Laptop Buing Guide
21/07/16 15:31 Filed in: Shopping | Windows 10 | Family | Tips
Going off university or college without a decent laptop is akin to refusing to take pads and pens. However, don't just buy whatever is on sale; you need the right laptop for your specific needs. As there's a wide variety of sizes, features and prices, choosing the right laptop can be a challenge.
Let’s start this week by looking at the internal components of a laptop.
Processor – CPU
As the "brains" of your computer, the processor does influence performance, although the choice will depend on what you need to do. If you're looking for a standard laptop with the best combination of price and performance, buy a Core i3. Intel Core i5 or i7 CPUs will be better for multitasking, multimedia tasks, high-end gaming, but are more expensive. Try to steer clear of computers with Celeron, AMD E1 or C1 processors as these are mainly found in cheap systems. Cheap sounds fabulous if you have a small budget but be warned that the majority of these PCs have VERY limited specifications.
Storage – Hard Drive

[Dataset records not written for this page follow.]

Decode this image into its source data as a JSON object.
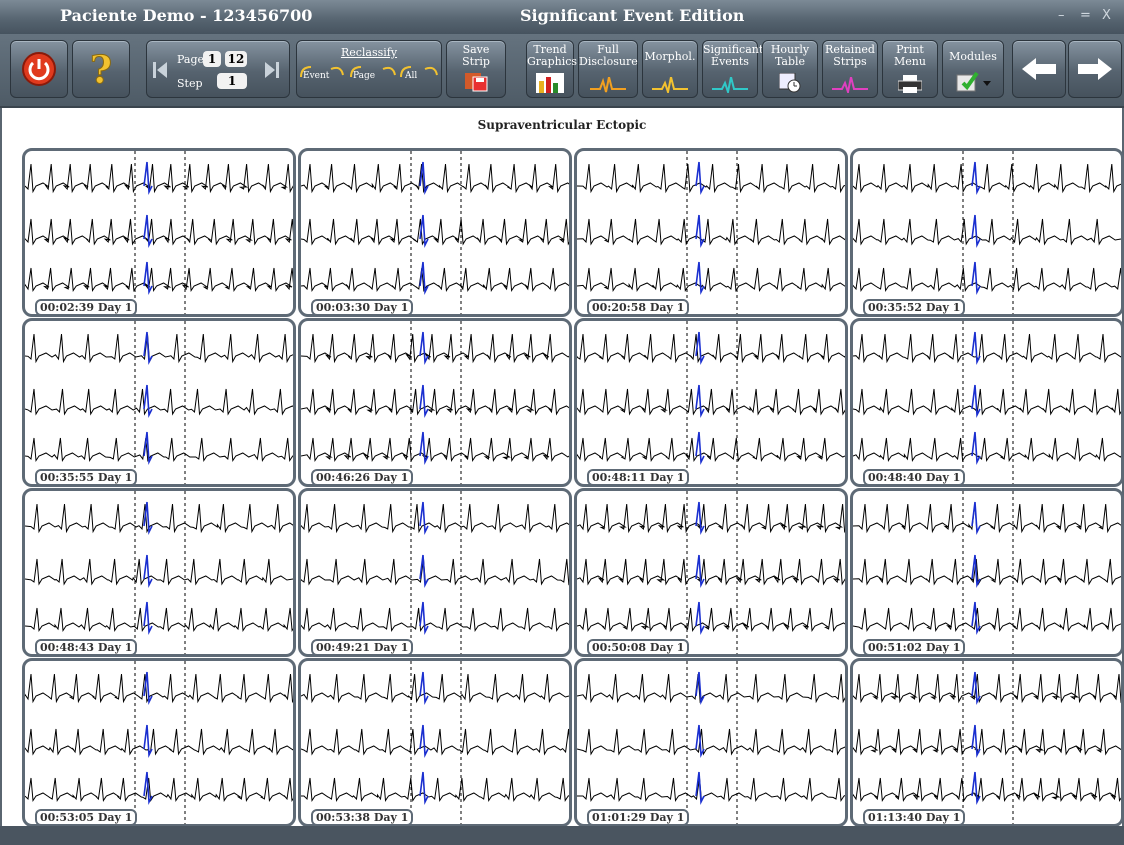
{
  "window": {
    "patient_title": "Paciente Demo - 123456700",
    "app_title": "Significant Event Edition",
    "controls": [
      "–",
      "=",
      "X"
    ]
  },
  "toolbar": {
    "page_label": "Page",
    "page_current": "1",
    "page_total": "12",
    "step_label": "Step",
    "step_value": "1",
    "reclassify_label": "Reclassify",
    "reclass_event": "Event",
    "reclass_page": "Page",
    "reclass_all": "All",
    "save_strip": "Save Strip",
    "trend_graphics": "Trend\nGraphics",
    "full_disclosure": "Full\nDisclosure",
    "morphol": "Morphol.",
    "significant_events": "Significant\nEvents",
    "hourly_table": "Hourly\nTable",
    "retained_strips": "Retained\nStrips",
    "print_menu": "Print\nMenu",
    "modules": "Modules",
    "icons": [
      "power-icon",
      "help-icon",
      "first-page-icon",
      "last-page-icon",
      "save-strip-icon",
      "bar-chart-icon",
      "ecg-wave-icon",
      "calendar-clock-icon",
      "printer-icon",
      "modules-icon",
      "arrow-left-icon",
      "arrow-right-icon"
    ]
  },
  "main": {
    "subtitle": "Supraventricular Ectopic",
    "strips": [
      {
        "time": "00:02:39 Day 1"
      },
      {
        "time": "00:03:30 Day 1"
      },
      {
        "time": "00:20:58 Day 1"
      },
      {
        "time": "00:35:52 Day 1"
      },
      {
        "time": "00:35:55 Day 1"
      },
      {
        "time": "00:46:26 Day 1"
      },
      {
        "time": "00:48:11 Day 1"
      },
      {
        "time": "00:48:40 Day 1"
      },
      {
        "time": "00:48:43 Day 1"
      },
      {
        "time": "00:49:21 Day 1"
      },
      {
        "time": "00:50:08 Day 1"
      },
      {
        "time": "00:51:02 Day 1"
      },
      {
        "time": "00:53:05 Day 1"
      },
      {
        "time": "00:53:38 Day 1"
      },
      {
        "time": "01:01:29 Day 1"
      },
      {
        "time": "01:13:40 Day 1"
      }
    ]
  },
  "colors": {
    "ecg_normal": "#000000",
    "ecg_event": "#1a2fd0",
    "frame": "#5e6a76"
  }
}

This is the part of the laptop on which all your data is stored. Most people struggle to fill a 250GB Hard Drive with photos, programmes and music since the average size of a photo or MP3 is about 4MB. In other words this means you can store about 62,500 photos or MP3’s on a small 250GB Hard Drive. If you play around with video files however, 250GB will be hugely insufficient and you should look to 1,000 GB drives which can store about 24 hours of HD video.

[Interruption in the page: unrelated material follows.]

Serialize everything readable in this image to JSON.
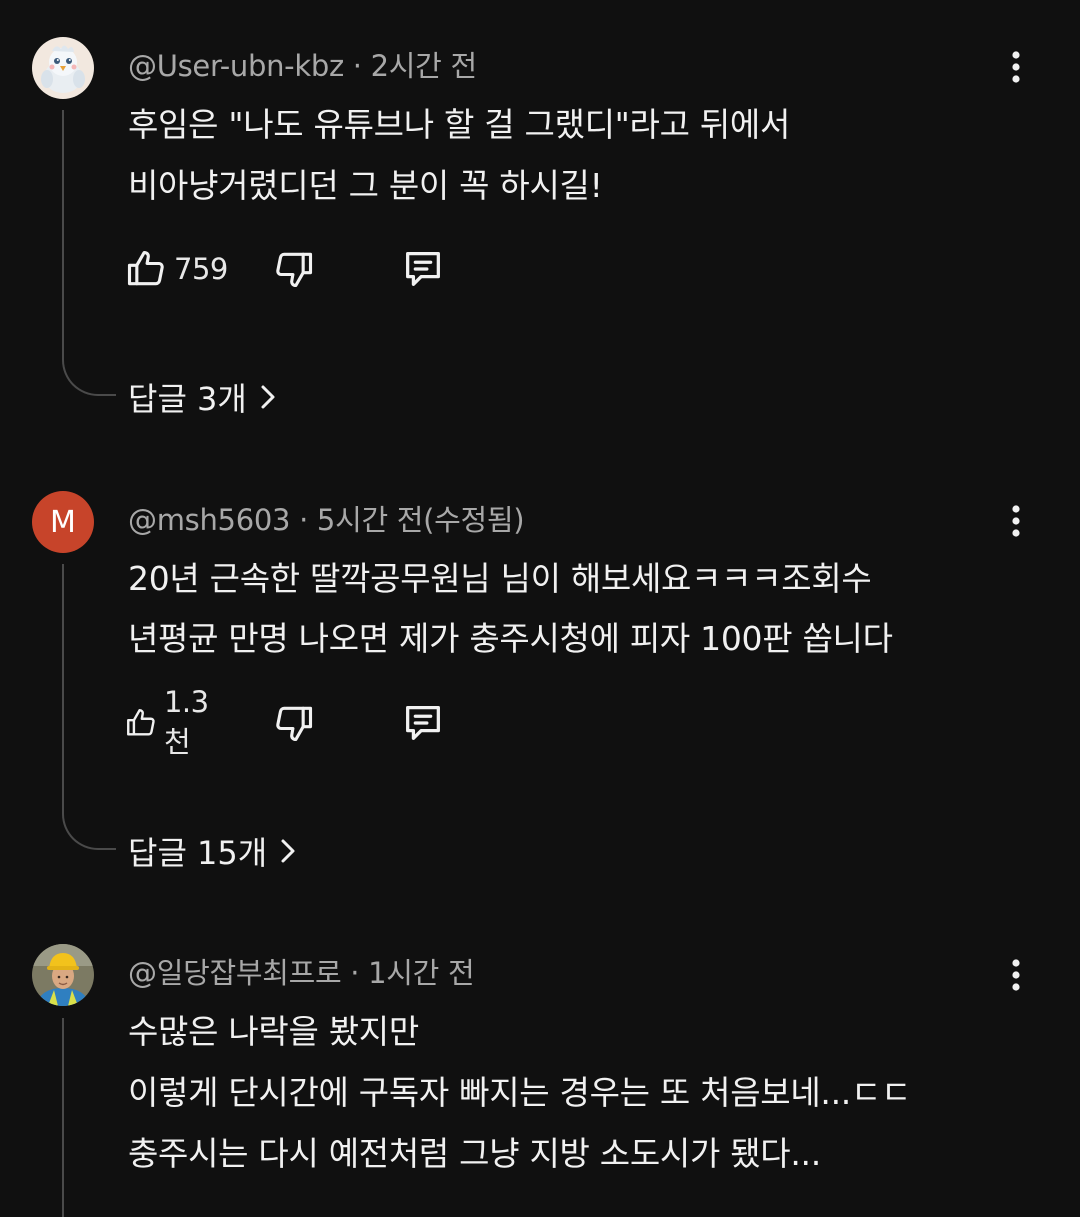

Memory – RAM
RAM is fast, temporary storage that Windows uses to load both itself and whatever it is you are doing at the time. So if you are surfing the internet, you are using some RAM for Windows, a little more for the web browser, a little more for your anti-virus program, etc. 4GB is the bare minimum amount of RAM you should have in a laptop, 8GB is ideal.
Make sure you get a laptop with at least 802.11N Wi-Fi standard, rather than the older 802.11g.

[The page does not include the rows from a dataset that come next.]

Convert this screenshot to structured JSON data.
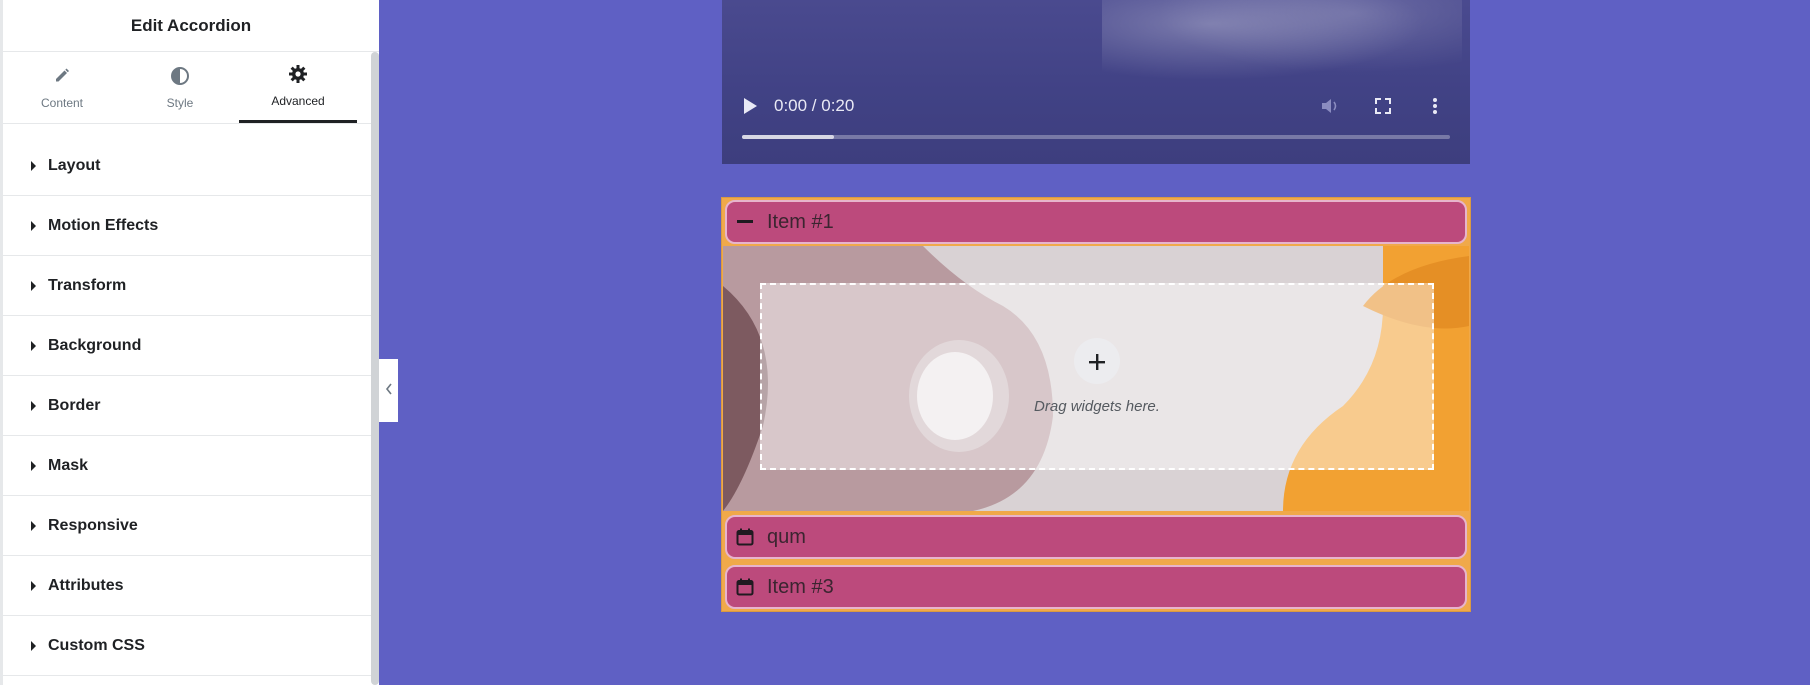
{
  "panel": {
    "title": "Edit Accordion",
    "tabs": [
      {
        "label": "Content",
        "icon": "pencil-icon"
      },
      {
        "label": "Style",
        "icon": "contrast-icon"
      },
      {
        "label": "Advanced",
        "icon": "gear-icon"
      }
    ],
    "active_tab": "Advanced",
    "sections": [
      {
        "label": "Layout"
      },
      {
        "label": "Motion Effects"
      },
      {
        "label": "Transform"
      },
      {
        "label": "Background"
      },
      {
        "label": "Border"
      },
      {
        "label": "Mask"
      },
      {
        "label": "Responsive"
      },
      {
        "label": "Attributes"
      },
      {
        "label": "Custom CSS"
      }
    ],
    "collapse_icon": "chevron-left-icon"
  },
  "video": {
    "time": "0:00 / 0:20",
    "progress_fraction": 0.13
  },
  "accordion": {
    "items": [
      {
        "title": "Item #1",
        "icon": "minus-icon",
        "expanded": true
      },
      {
        "title": "qum",
        "icon": "calendar-icon",
        "expanded": false
      },
      {
        "title": "Item #3",
        "icon": "calendar-icon",
        "expanded": false
      }
    ],
    "dropzone_text": "Drag widgets here."
  },
  "colors": {
    "canvas_bg": "#5f60c4",
    "accordion_title_bg": "#bc4a7c",
    "accordion_border": "#f0a94a"
  }
}
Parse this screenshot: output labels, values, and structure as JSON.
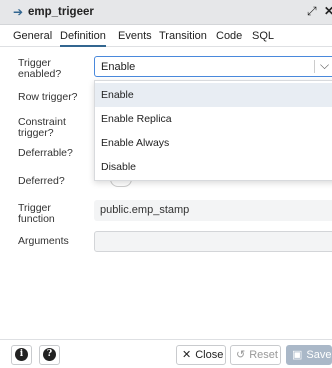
{
  "dialog": {
    "title": "emp_trigeer"
  },
  "tabs": [
    {
      "label": "General"
    },
    {
      "label": "Definition"
    },
    {
      "label": "Events"
    },
    {
      "label": "Transition"
    },
    {
      "label": "Code"
    },
    {
      "label": "SQL"
    }
  ],
  "form": {
    "trigger_enabled_label": "Trigger enabled?",
    "row_trigger_label": "Row trigger?",
    "constraint_trigger_label": "Constraint trigger?",
    "deferrable_label": "Deferrable?",
    "deferred_label": "Deferred?",
    "trigger_function_label": "Trigger function",
    "arguments_label": "Arguments",
    "trigger_enabled_value": "Enable",
    "trigger_function_value": "public.emp_stamp",
    "arguments_value": ""
  },
  "dropdown": {
    "options": [
      "Enable",
      "Enable Replica",
      "Enable Always",
      "Disable"
    ],
    "selected": "Enable"
  },
  "footer": {
    "info_icon": "info-icon",
    "help_icon": "help-icon",
    "close_label": "Close",
    "reset_label": "Reset",
    "save_label": "Save"
  },
  "colors": {
    "accent": "#326690",
    "focus_border": "#4a89dc",
    "save_disabled": "#aab8c8"
  }
}
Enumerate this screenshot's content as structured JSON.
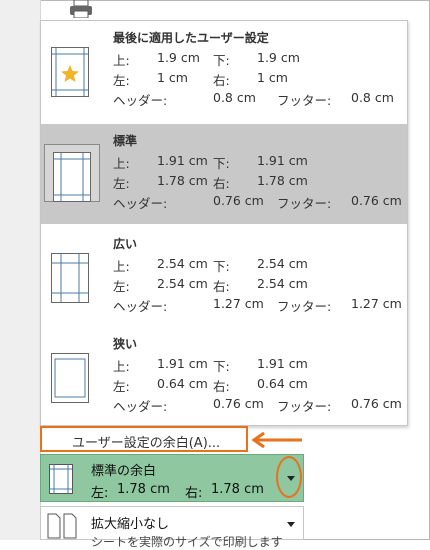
{
  "options": [
    {
      "title": "最後に適用したユーザー設定",
      "top_label": "上:",
      "top": "1.9 cm",
      "bottom_label": "下:",
      "bottom": "1.9 cm",
      "left_label": "左:",
      "left": "1 cm",
      "right_label": "右:",
      "right": "1 cm",
      "header_label": "ヘッダー:",
      "header": "0.8 cm",
      "footer_label": "フッター:",
      "footer": "0.8 cm",
      "selected": false
    },
    {
      "title": "標準",
      "top_label": "上:",
      "top": "1.91 cm",
      "bottom_label": "下:",
      "bottom": "1.91 cm",
      "left_label": "左:",
      "left": "1.78 cm",
      "right_label": "右:",
      "right": "1.78 cm",
      "header_label": "ヘッダー:",
      "header": "0.76 cm",
      "footer_label": "フッター:",
      "footer": "0.76 cm",
      "selected": true
    },
    {
      "title": "広い",
      "top_label": "上:",
      "top": "2.54 cm",
      "bottom_label": "下:",
      "bottom": "2.54 cm",
      "left_label": "左:",
      "left": "2.54 cm",
      "right_label": "右:",
      "right": "2.54 cm",
      "header_label": "ヘッダー:",
      "header": "1.27 cm",
      "footer_label": "フッター:",
      "footer": "1.27 cm",
      "selected": false
    },
    {
      "title": "狭い",
      "top_label": "上:",
      "top": "1.91 cm",
      "bottom_label": "下:",
      "bottom": "1.91 cm",
      "left_label": "左:",
      "left": "0.64 cm",
      "right_label": "右:",
      "right": "0.64 cm",
      "header_label": "ヘッダー:",
      "header": "0.76 cm",
      "footer_label": "フッター:",
      "footer": "0.76 cm",
      "selected": false
    }
  ],
  "custom_margins_label": "ユーザー設定の余白(A)...",
  "margin_setting": {
    "title": "標準の余白",
    "left_label": "左:",
    "left": "1.78 cm",
    "right_label": "右:",
    "right": "1.78 cm"
  },
  "scaling_setting": {
    "title": "拡大縮小なし",
    "subtitle": "シートを実際のサイズで印刷します"
  },
  "colors": {
    "selected_row": "#c8c8c8",
    "highlight_bar": "#8ec7a0",
    "callout": "#e8721b"
  },
  "icons": [
    "printer-icon",
    "page-margins-icon",
    "star-icon",
    "chevron-down-icon",
    "arrow-left-icon",
    "page-scale-icon"
  ]
}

You’ll undoubtedly be spending a lot of time in locations where plugging in a laptop is difficult, therefore you’ll need at least 6 hours of battery life, with 8+ hours being ideal. But be realistic, sitting in the library watching cat videos on You Tube with the brightness turned up to 11 or playing a video game will eat battery life in no time.
Get the right OS & Software
Check with the university about software requirements as they may need you to have a specific type of software or operating system. Windows 10 is the most popular and versatile operating system. Also check with the college or university before you buy Microsoft Office as you may be able to get it SIGNIFICANTLY cheaper through them.